For people like newcomer Eduardo Garza, who moved to Canada from Mexico and now resides in Halifax, the political landscape that immigrants face has changed considerably.
As a newcomer, Garza admires the welcoming spirit of Canadians that helped him settle, but also feels worried about the ability of the country to handle such a high influx of people, and what this might mean for people like him, who have established a presence in Canada.
In November, the federal government unveiled its Immigration Levels Plan, which aims to welcome, according to IRCC, 485,000 new Permanent Residents in 2024 and 500,000 per year in both 2025 and 2026.
It is expected that yearly new arrivals will stabilize at this number from 2026 onwards.
In principle, this alleviates several challenges, including the country’s dwindling labour force, which, partly, owes to Canada’s aging population. Immigration is seen as a way to mitigate this and boost population growth.
Garza, who spent time living downtown Vancouver and Toronto before moving to Nova Scotia, has seen the growing numbers of homeless people that overcrowd the core of most major Canadian metropolitan areas, many of them immigrants.
He reminisces about his early stages as a new Canadian, and thinks it’s harder for new generations to get started on the right foot.
“Unless they come with vast resources, newcomers face a lot more problems that I didn’t have. Affordable housing is number one.”
Lack of support mechanisms
A considerable part of newcomers’ struggles come given that, as part of Canada’s workforce, they are still largely underutilized.
An RBC report found that 54 per cent of immigrants who studied outside Canada are performing a job below their preparation level, something that affects not only their financial capabilities but also, ultimately, their self-worth.
StatsCan research also found that 63 per cent of newcomers to the area reported a very solid sense of belonging, ranking 10 percentual points above British Columbia.
Lisa – who is only being identified by her first name due to the nature of the work she does – resides in St. John’s and aims to foster this sense of belonging by often hosting refugees in her two spare bedrooms while they build a foundation to have somewhere to go.
Right now, two men from the Middle East and one from Eastern Europe live there.
She points at one of them, irate with the ongoing hurdles he has had to navigate.
“For example, this young man. He has a degree. No offense, but he shouldn’t be lining up to fight for a minimum wage job,” Lisa said, underscoring that she considers herself to be entirely “pro-immigrant,” but questions whether the current program works, and whether it is wise to keep letting people in when they do not get the opportunities they’re promised.
“I feel like, what is the purpose of bringing these people here, if we can’t help them?” she said.
“To think about bringing 500,000 more individuals when we can’t even support the ones who are already here, and that is causing a whole new set of problems, including for them, is that really helping? I would think twice about that.”
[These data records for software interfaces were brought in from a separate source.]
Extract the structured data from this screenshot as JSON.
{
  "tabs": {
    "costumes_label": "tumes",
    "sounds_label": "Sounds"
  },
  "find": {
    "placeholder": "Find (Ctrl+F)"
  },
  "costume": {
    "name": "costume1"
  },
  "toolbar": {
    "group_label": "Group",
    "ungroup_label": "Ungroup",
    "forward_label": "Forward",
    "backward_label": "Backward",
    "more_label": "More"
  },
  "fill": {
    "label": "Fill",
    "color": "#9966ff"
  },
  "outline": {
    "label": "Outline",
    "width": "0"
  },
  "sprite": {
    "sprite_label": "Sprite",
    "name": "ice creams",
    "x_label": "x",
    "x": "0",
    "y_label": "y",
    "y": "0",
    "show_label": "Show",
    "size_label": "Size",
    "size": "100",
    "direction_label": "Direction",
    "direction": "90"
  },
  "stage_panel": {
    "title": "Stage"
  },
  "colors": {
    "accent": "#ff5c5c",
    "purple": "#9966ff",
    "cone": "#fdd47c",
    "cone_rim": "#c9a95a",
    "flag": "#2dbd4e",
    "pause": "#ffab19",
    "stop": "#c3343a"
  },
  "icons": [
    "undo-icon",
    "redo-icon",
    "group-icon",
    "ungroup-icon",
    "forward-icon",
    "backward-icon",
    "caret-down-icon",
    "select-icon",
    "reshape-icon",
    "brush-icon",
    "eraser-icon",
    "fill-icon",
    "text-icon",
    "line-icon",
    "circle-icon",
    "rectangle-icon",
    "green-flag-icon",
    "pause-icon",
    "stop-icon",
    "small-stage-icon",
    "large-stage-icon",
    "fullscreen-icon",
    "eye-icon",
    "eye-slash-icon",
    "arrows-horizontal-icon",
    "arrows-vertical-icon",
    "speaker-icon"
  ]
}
Ongoing concerns – such as the rising cost of living, housing challenges, and the strain that the health-care system is under – are increasingly fueling an anti-immigrant sentiment nationwide.
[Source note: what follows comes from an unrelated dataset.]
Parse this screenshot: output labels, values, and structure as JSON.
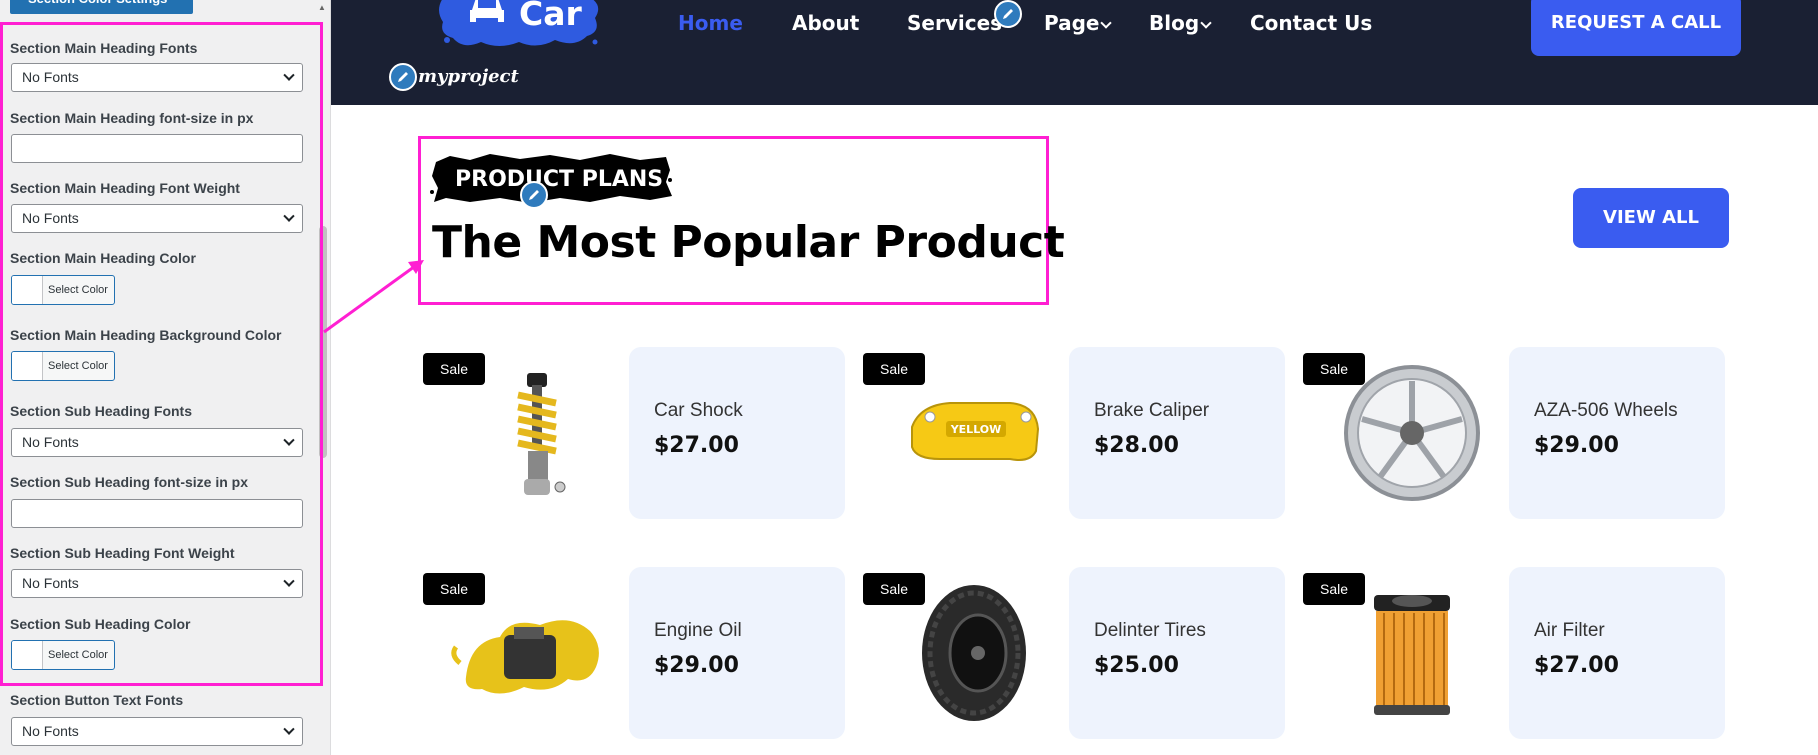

A poll by Abacus Data found that two out of three Canadians consider the nation’s immigration targets to be “too high,” and two out of five said it was “way too high.”
These findings are in line with a study conducted by the Environics Institute, which found that affordable housing, something that in 2019 was not an issue and received zero percentual points, now stood at the second most-pressing issue, mentioned by 14 per cent of Canadians and only below the inflation/cost of living category.
In response to the question: “Overall, is there too much immigration to Canada?” the number of those who agreed — regardless of political affiliation — jumped from 27 to 44 per cent, with the main reason cited being that “they drive up housing prices.”
It is noteworthy that the tally of those who said “agree” increased for the main three political parties: Conservative (from 43 to 64 per cent), Liberal (from 18 to 29 per cent), and NDP (from 12 to 21 per cent).
In line with global trends
Michael Byrne, a housing analyst and lecturer at University College Dublin, recently published on Substack that housing affordability issues have been a key driver of anti-immigrant rhetoric in places like Ireland and the Netherlands.
He wrote, “Perceived competition for housing is a particularly likely focal point for anti-immigrant sentiment, primarily because the dynamics of housing supply make it prone to bottlenecks and because at least some housing is allocated by the state.”
These two nations, that were previously seen as incredibly welcoming, have both experienced recent clashes, including the Dublin riots.
Fear becoming more prevalent
While Canada still seems far from such a drastic scenario, numbers show that fear is slowly becoming more prevalent, and the worse the problem gets, the more likely it is that immigrants will be the scapegoat.
“I mean, take a walk around any downtown,” Garza says.
“It is hard to see. And I think when someone says, ‘I don’t want more immigrants,’ maybe what they are saying is, ‘I don’t want to see that,’ or, ‘I don’t want the possibility of that happening to me,’ so I don’t see this sentiment going away for as long as that fear prevails.”
Javier Ortega-Araiza has multiple global experiences as a storyteller and social entrepreneur having travelled to over 30 countries. Now based in Toronto, he is a published author in both English and Spanish."